  2. Speaking of geography, a recent international poll reveals U.S. citizens to be much more polite than their “rude” British counterparts. Considering decades of “proper” behavior and the influence of the royal family, it’s surprising that a large consensus finds the “ugly American” outpacing the British in the manners department, to say the least.
    I agree with the last post that geography comes into play . . . but only to an extent. Any newcomer’s perceptions will obviously be influenced if they aren’t akin to the social mores of a new geography, but that’s where it ends. Manners, polite behavior, hospitality and general compassion are innate. Whether you’re from the South or from London, it shouldn’t matter. Bottom line: we may all have different dialects, but the language is universal.

  3. While I agree with your assessment and concede that some behavior is unacceptable, you cannot make this argument without considering context and geography.

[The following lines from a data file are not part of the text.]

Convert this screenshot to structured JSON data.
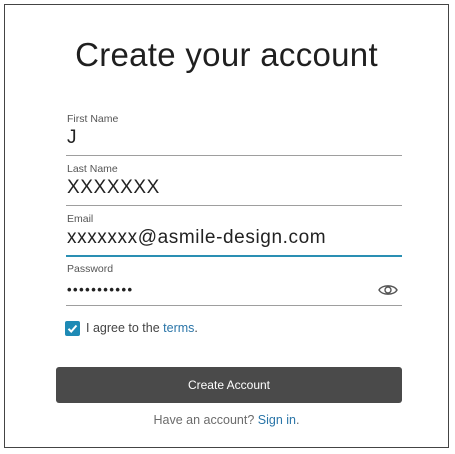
{
  "form": {
    "title": "Create your account",
    "fields": [
      {
        "label": "First Name",
        "value": "J"
      },
      {
        "label": "Last Name",
        "value": "XXXXXXX"
      },
      {
        "label": "Email",
        "value": "xxxxxxx@asmile-design.com"
      },
      {
        "label": "Password",
        "value": "•••••••••••"
      }
    ],
    "agree": {
      "checked": true,
      "prefix": "I agree to the ",
      "link_text": "terms",
      "suffix": "."
    },
    "submit_label": "Create Account",
    "signin": {
      "prefix": "Have an account? ",
      "link_text": "Sign in",
      "suffix": "."
    }
  },
  "colors": {
    "accent": "#2a8fb3",
    "button_bg": "#4a4a4a",
    "link": "#2a75a8"
  },
  "icons": {
    "password_toggle": "eye-icon",
    "checkbox": "checkmark-icon"
  }
}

    I was born in Birmingham, Alabama and raised under the precedent of traditional southern hospitality. Imagine my culture shock in living in places like London, Italy and, my current home, New York City. But in each adventure, it became very apparent that the standards of social niceties are not always black and white.
    In Italy, young women are notoriously frigid, a trait that often passes into customer service interactions and tourists often find them rude and aloof. However, Italy seems to condition women from an early age to put on a faccia di muro (stone face), more often than not to avoid uncomfortable attention from a male-dominated culture equally conditioned to “appreciate” beauty. There is a historical reason as well, but I’ll omit it for the sake of brevity.

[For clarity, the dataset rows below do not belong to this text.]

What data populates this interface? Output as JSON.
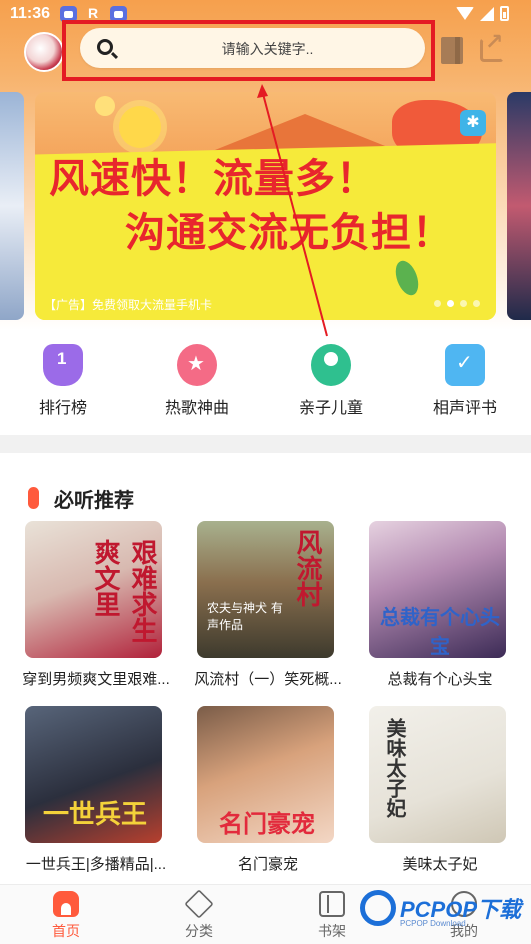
{
  "status_bar": {
    "time": "11:36",
    "r_indicator": "R"
  },
  "header": {
    "search_placeholder": "请输入关键字..",
    "icons": [
      "avatar",
      "search-icon",
      "bookmark-icon",
      "share-icon"
    ]
  },
  "banner": {
    "line1": "风速快！流量多！",
    "line2": "沟通交流无负担！",
    "ad_caption": "【广告】免费领取大流量手机卡",
    "dots": 4,
    "active_dot": 2
  },
  "categories": [
    {
      "label": "排行榜",
      "icon": "trophy-icon"
    },
    {
      "label": "热歌神曲",
      "icon": "hot-song-icon"
    },
    {
      "label": "亲子儿童",
      "icon": "family-icon"
    },
    {
      "label": "相声评书",
      "icon": "crosstalk-icon"
    }
  ],
  "recommend": {
    "title": "必听推荐",
    "books": [
      {
        "title": "穿到男频爽文里艰难...",
        "cover_text": "艰难求生 爽文里"
      },
      {
        "title": "风流村（一）笑死概...",
        "cover_text": "风流村",
        "cover_sub": "农夫与神犬 有声作品"
      },
      {
        "title": "总裁有个心头宝",
        "cover_text": "总裁有个心头宝"
      },
      {
        "title": "一世兵王|多播精品|...",
        "cover_text": "一世兵王"
      },
      {
        "title": "名门豪宠",
        "cover_text": "名门豪宠"
      },
      {
        "title": "美味太子妃",
        "cover_text": "美味太子妃"
      }
    ]
  },
  "bottom_nav": [
    {
      "label": "首页",
      "active": true
    },
    {
      "label": "分类",
      "active": false
    },
    {
      "label": "书架",
      "active": false
    },
    {
      "label": "我的",
      "active": false
    }
  ],
  "watermark": {
    "brand": "PCPOP下载",
    "sub": "PCPOP Download"
  },
  "colors": {
    "accent": "#ff5a3c",
    "annotation": "#e41b23",
    "header_gradient_top": "#f6a04d"
  }
}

    Even in the U.S., the rules change with the geography. As a Southerner in Manhattan, I had my own perceptions. However, I quickly realized that New Yorkers aren’t rude; they’re in a hurry. The standards of politeness are just different, but courtesy remains.
    Politeness should be the rule. Everyone just needs to know the rules to begin with.

  4. 1.) Unlike humans, animals do not kill “their own” unless provoked or threatened. Maybe we have an instinctive compassion for them because in that most important way they are more advanced than we are. Traditionally, those who work with, or devote their spare time to animals, are unusually compassionate and perhaps this is one reason.
    2.) Families spend less time together than ever before and because they are not seeing their offspring’s behavior in public as much (and hence have the opportunity to teach and discipline) children are not receiving the attention and training they have in past generations. Parents do not see their children as a reflection of themselves, which of course they really are. The ill-mannered adults with whom we interact today are yesterday’s children. (And of course today’s brats…)